* [TASK DATA]
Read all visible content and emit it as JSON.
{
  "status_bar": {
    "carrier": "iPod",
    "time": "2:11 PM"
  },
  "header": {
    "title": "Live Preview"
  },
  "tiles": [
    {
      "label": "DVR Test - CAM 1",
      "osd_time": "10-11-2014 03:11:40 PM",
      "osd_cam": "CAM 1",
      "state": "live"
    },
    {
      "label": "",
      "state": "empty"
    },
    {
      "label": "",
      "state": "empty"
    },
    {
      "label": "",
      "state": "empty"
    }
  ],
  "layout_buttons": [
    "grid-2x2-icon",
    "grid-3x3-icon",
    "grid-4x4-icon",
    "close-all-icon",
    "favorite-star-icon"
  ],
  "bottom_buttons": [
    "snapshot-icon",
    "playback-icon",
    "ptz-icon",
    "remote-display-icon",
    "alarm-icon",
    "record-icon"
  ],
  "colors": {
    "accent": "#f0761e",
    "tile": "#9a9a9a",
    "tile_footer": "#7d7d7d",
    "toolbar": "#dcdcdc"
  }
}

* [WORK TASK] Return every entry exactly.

* [ANSWER BOX]
Read all visible content and emit it as JSON.
{
  "status_bar": {
    "carrier": "iPod",
    "time": "2:11 PM"
  },
  "header": {
    "title": "Live Preview"
  },
  "tiles": [
    {
      "label": "DVR Test - CAM 1",
      "osd_time": "10-11-2014 03:11:40 PM",
      "osd_cam": "CAM 1",
      "state": "live"
    },
    {
      "label": "",
      "state": "empty"
    },
    {
      "label": "",
      "state": "empty"
    },
    {
      "label": "",
      "state": "empty"
    }
  ],
  "layout_buttons": [
    "grid-2x2-icon",
    "grid-3x3-icon",
    "grid-4x4-icon",
    "close-all-icon",
    "favorite-star-icon"
  ],
  "bottom_buttons": [
    "snapshot-icon",
    "playback-icon",
    "ptz-icon",
    "remote-display-icon",
    "alarm-icon",
    "record-icon"
  ],
  "colors": {
    "accent": "#f0761e",
    "tile": "#9a9a9a",
    "tile_footer": "#7d7d7d",
    "toolbar": "#dcdcdc"
  }
}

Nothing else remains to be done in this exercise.